Barring that, it was a matter of probabilities. He clearly coveted the bomb, and certainly would have used it on America or Israel if he could get one. It also was true that Saddam would never reveal that he didn't have such power, even if he didn't. His dictatorial mojo was wrapped up in standing up to the Americans, in representing real Arab military power in the world. He was a lion to the Arab street, everywhere but in Iraq. He lied because it was his nature, and he lied because he had no other choice.
We knew all that. I remember discussing this all with the people I was interacting with online in those days, a diverse but highly thoughtful, passionate, and nonpartisan group that centered on an American Civil War discussion board.
Suppose, for a minute, that an individual decision to support the overthrow of Saddam was made in early 2003 solely on the basis of WMD. It would have been made in the fog of doubt. It would have been thought out in the gap between "what if he doesn't" and "what if he does."
If you knew, with certainty, that Saddam had nuclear bombs that could fit in suitcases and was in active negotiations with Osama bin Laden -- if you had it all on video, say -- then I think it was a 100 percent case for war. Except among my colleagues in the newsroom, perhaps. If you knew the inspections and sanctions were working and Saddam had nothing but rusting artillery shells and a Keystone Cops army, then you had a weak case for war (but the other justifications would remain).
But you didn't know. You couldn't have known. It's possible even Saddam didn't know what he had. It was a Clint Eastwood moment. So you had to consider, What were the chances he had one up his sleeve? One percent? Could you live with that after 9/11? 10 percent? 20 percent?

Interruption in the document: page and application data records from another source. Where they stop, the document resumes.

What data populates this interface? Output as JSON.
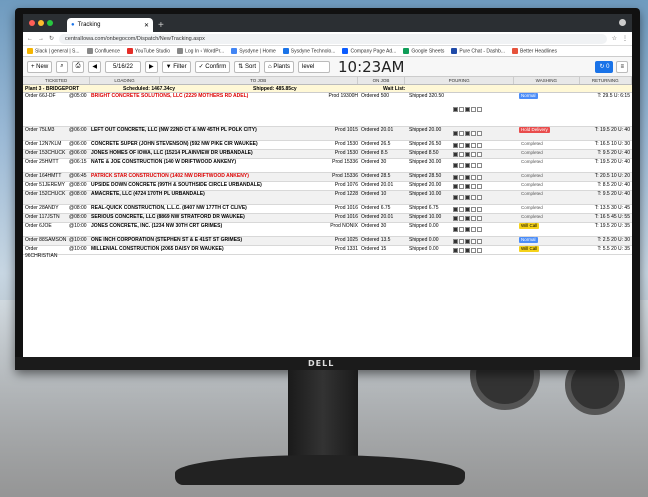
{
  "browser": {
    "tab_title": "Tracking",
    "url": "centralIowa.com/onbegocom/Dispatch/NewTracking.aspx",
    "bookmarks": [
      "Slack | general | S...",
      "Confluence",
      "YouTube Studio",
      "Log In ‹ WordPr...",
      "Sysdyne | Home",
      "Sysdyne Technolo...",
      "Company Page Ad...",
      "Google Sheets",
      "Pure Chat - Dashb...",
      "Better Headlines"
    ]
  },
  "toolbar": {
    "new": "New",
    "date": "5/16/22",
    "filter": "Filter",
    "confirm": "Confirm",
    "sort": "Sort",
    "plants": "Plants",
    "truck": "level",
    "clock": "10:23AM",
    "count": "0"
  },
  "columns": [
    "TICKETED",
    "LOADING",
    "TO JOB",
    "ON JOB",
    "POURING",
    "WASHING",
    "RETURNING"
  ],
  "plant": {
    "name": "Plant 3 - BRIDGEPORT",
    "scheduled": "Scheduled: 1467.34cy",
    "shipped": "Shipped: 485.85cy",
    "wait": "Wait List:"
  },
  "rows": [
    {
      "order": "Order 66J-DF",
      "time": "@05:00",
      "name": "BRIGHT CONCRETE SOLUTIONS, LLC (2229 MOTHERS RD ADEL)",
      "red": true,
      "prod": "Prod 19300H",
      "ordered": "Ordered 500",
      "shipped": "Shipped 320.50",
      "status": "Normal",
      "status_type": "norm",
      "ret": "T: 29.5  U: 6:15"
    },
    {
      "order": "Order 75LM3",
      "time": "@06:00",
      "name": "LEFT OUT CONCRETE, LLC (NW 22ND CT & NW 45TH PL  POLK CITY)",
      "red": false,
      "prod": "Prod 1015",
      "ordered": "Ordered 20.01",
      "shipped": "Shipped 20.00",
      "status": "Hold Delivery",
      "status_type": "hold",
      "ret": "T: 19.5  20 U: 40"
    },
    {
      "order": "Order 12N7KLM",
      "time": "@06:00",
      "name": "CONCRETE SUPER (JOHN STEVENSON) (592 NW PIKE CIR WAUKEE)",
      "red": false,
      "prod": "Prod 1530",
      "ordered": "Ordered 26.5",
      "shipped": "Shipped 26.50",
      "status": "Completed",
      "status_type": "comp",
      "ret": "T: 16.5  10 U: 30"
    },
    {
      "order": "Order 153CHUCK",
      "time": "@06:00",
      "name": "JONES HOMES OF IOWA, LLC (15214 PLAINVIEW DR URBANDALE)",
      "red": false,
      "prod": "Prod 1530",
      "ordered": "Ordered 8.5",
      "shipped": "Shipped 8.50",
      "status": "Completed",
      "status_type": "comp",
      "ret": "T: 9.5  20 U: 40"
    },
    {
      "order": "Order 25HMTT",
      "time": "@06:15",
      "name": "NATE & JOE CONSTRUCTION (140 W DRIFTWOOD ANKENY)",
      "red": false,
      "prod": "Prod 15336",
      "ordered": "Ordered 30",
      "shipped": "Shipped 30.00",
      "status": "Completed",
      "status_type": "comp",
      "ret": "T: 19.5  20 U: 40"
    },
    {
      "order": "Order 164HMTT",
      "time": "@06:45",
      "name": "PATRICK STAR CONSTRUCTION (1402 NW DRIFTWOOD ANKENY)",
      "red": true,
      "prod": "Prod 15336",
      "ordered": "Ordered 28.5",
      "shipped": "Shipped 28.50",
      "status": "Completed",
      "status_type": "comp",
      "ret": "T: 20.5  10 U: 20"
    },
    {
      "order": "Order 51JEREMY",
      "time": "@08:00",
      "name": "UPSIDE DOWN CONCRETE (99TH & SOUTHSIDE CIRCLE URBANDALE)",
      "red": false,
      "prod": "Prod 1076",
      "ordered": "Ordered 20.01",
      "shipped": "Shipped 20.00",
      "status": "Completed",
      "status_type": "comp",
      "ret": "T: 8.5  20 U: 40"
    },
    {
      "order": "Order 152CHUCK",
      "time": "@08:00",
      "name": "AMACRETE, LLC (4724 170TH PL URBANDALE)",
      "red": false,
      "prod": "Prod 1228",
      "ordered": "Ordered 10",
      "shipped": "Shipped 10.00",
      "status": "Completed",
      "status_type": "comp",
      "ret": "T: 9.5  20 U: 40"
    },
    {
      "order": "Order 28ANDY",
      "time": "@08:00",
      "name": "REAL-QUICK CONSTRUCTION, L.L.C. (8407 NW 177TH CT CLIVE)",
      "red": false,
      "prod": "Prod 1016",
      "ordered": "Ordered 6.75",
      "shipped": "Shipped 6.75",
      "status": "Completed",
      "status_type": "comp",
      "ret": "T: 13.5  30 U: 45"
    },
    {
      "order": "Order 117JSTN",
      "time": "@08:00",
      "name": "SERIOUS CONCRETE, LLC (8869 NW STRATFORD DR  WAUKEE)",
      "red": false,
      "prod": "Prod 1016",
      "ordered": "Ordered 20.01",
      "shipped": "Shipped 10.00",
      "status": "Completed",
      "status_type": "comp",
      "ret": "T: 16 5  45 U: 55"
    },
    {
      "order": "Order 6JOE",
      "time": "@10:00",
      "name": "JONES CONCRETE, INC. (1234 NW 30TH CRT GRIMES)",
      "red": false,
      "prod": "Prod NONIX",
      "ordered": "Ordered 30",
      "shipped": "Shipped 0.00",
      "status": "Will Call",
      "status_type": "will",
      "ret": "T: 19.5  20 U: 35"
    },
    {
      "order": "Order 88SAMSON",
      "time": "@10:00",
      "name": "ONE INCH CORPORATION (STEPHEN ST & E 41ST ST GRIMES)",
      "red": false,
      "prod": "Prod 1025",
      "ordered": "Ordered 13.5",
      "shipped": "Shipped 0.00",
      "status": "Normal",
      "status_type": "norm",
      "ret": "T: 2.5  20 U: 30"
    },
    {
      "order": "Order 96CHRISTIAN",
      "time": "@10:00",
      "name": "MILLENIAL CONSTRUCTION (2065 DAISY DR  WAUKEE)",
      "red": false,
      "prod": "Prod 1331",
      "ordered": "Ordered 15",
      "shipped": "Shipped 0.00",
      "status": "Will Call",
      "status_type": "will",
      "ret": "T: 5.5  20 U: 35"
    }
  ],
  "brand": "DELL"
}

We kept waiting for the U.S. administration to give solid evidence to make it clear once and for all. The model we had in mind was Adlai Stevenson at the U.N. in the Cuban Missile Crisis.
[U.S. intelligence was wrong there, too: we grossly overestimated Soviet troop numbers in Cuba and completely missed the most dangerous weapons on the island, 12 Luna tactical nuclear weapons. But the Soviet dispute was not over the presence of missiles but over whether they were aggression or deterrence.]
But each "proof" the White House came up with quickly melted. Clearly the administration was trying to make a case for war. But they never did sell it, in an ironclad way. They may have opened the gap of reasonable doubt about Saddam, but they also involved themselves. In the end, the Colin Powell shows were a distraction. Each time the expectation of proof collapsed, we fell back into the vale of uncertainty between Saddam and Bush.
And now that the war's been fought, we accept the outcome. We know -- leaving aside the possibility that there was an Iraqi WMD stockpile that either is so well hidden we still haven't seen it, or that managed to make its way into Syria -- that there was no vast stockpile of WMD. And that the WMD Saddam did have were the least potent type, while the one we feared the most, the nuclear bomb, was the one he was furthest from getting.
And now there are those who cry that the people were deceived. These people remind me of a homeowner who demands the rebate of all his insurance premiums for the past 20 years, because his house didn't burn down after all. Or a blackjack player who wants to rescind his bet because now that he sees that 10 card in front of him, he knows he shouldn't have asked the dealer for a hit.
War is always a bad choice, and unless you love killing for its own sake, you only choose it when there's not a better option. It would be nice if such decisions could be made with god-like certainty. If you find such a planet, let me know; I might want to move there. But when you choose to go to war, you do it with the best-informed guess you can make, and you do it with every intention to finish it.
Maybe Bush "deceived" you. He didn't deceive me. Cry about it if that's your thing, but leave me out of it.